absorption of strong wave in presence of weak one. The effect can not be explained basing on the previously known
reasons. The results obtained can be found useful in metrology for the frequency and time standards.
The generation of photo-real renderings of bioluminescence is developed for creatures from the abyss.
Bioluminescence results from a chemical reaction with examples found in deep-sea marine environments including:
algae, copepods, jellyfish, squid, and fish. In bioluminescence, the excitation energy is supplied by a chemical reaction,
not by a source of light. The greatest transparency window in seawater is in the blue region of the visible spectrum.
From small creatures like single-cell algae, to large species of siphonophore Praya dubia (40m), luminescent
phenomena can be produced by mechanical excitement from disturbances of objects passing by. Deep sea fish, like the
Pacific Black Dragonfish are covered with photophores along the upper and lower surfaces which emits light when
disturbed. Other animals like small squids have several different types of light organs oscillating at different rates.
Custom shaders and material phenomena incorporate indirect lighting like: global illumination, final gathering, ambient
occlusion and subsurface scattering to provide photo real images. Species like the Hydomedusae jellyfish, produce
colors that are also generated by iridescence of thin tissues. The modeling and rendering of these tissues requires thin
film multilayer stacks. These phenomena are simulated by semi-rigid body dynamics in a procedural animation
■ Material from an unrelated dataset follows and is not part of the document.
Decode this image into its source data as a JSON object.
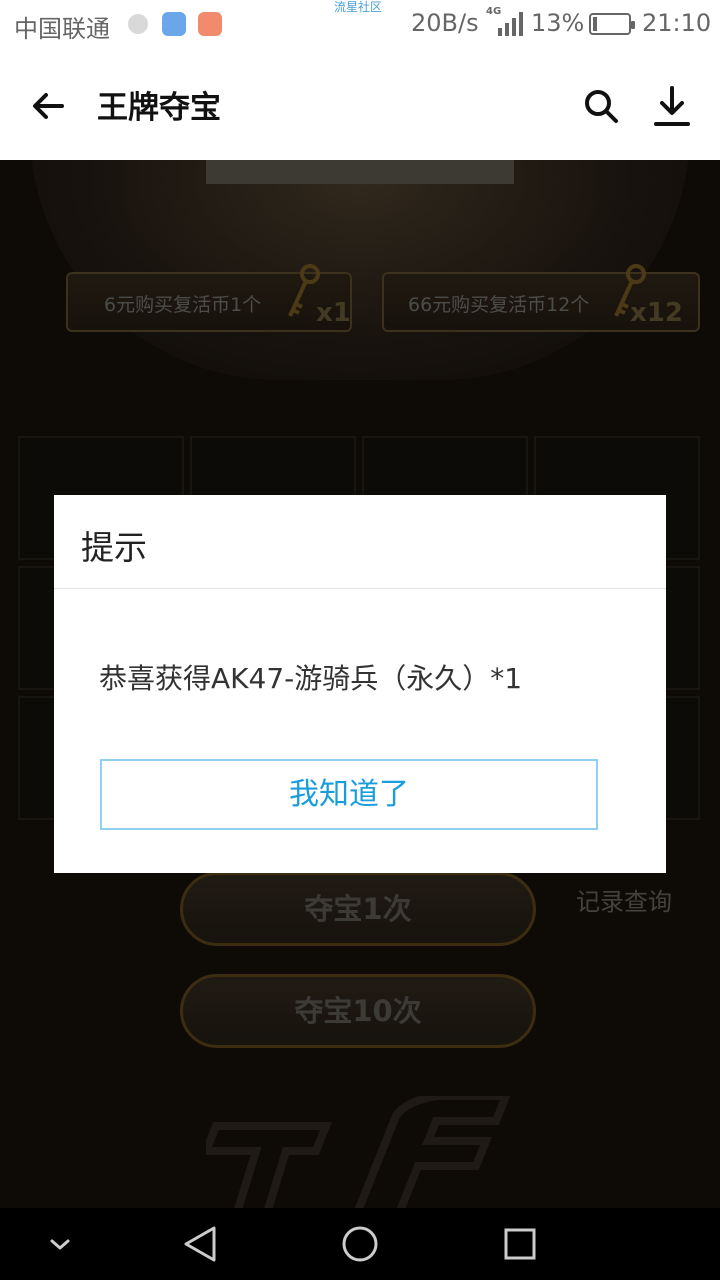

environment. These techniques have been applied to develop spectral rendering of scenes outside the normal visible
window in typical computer animation render engines.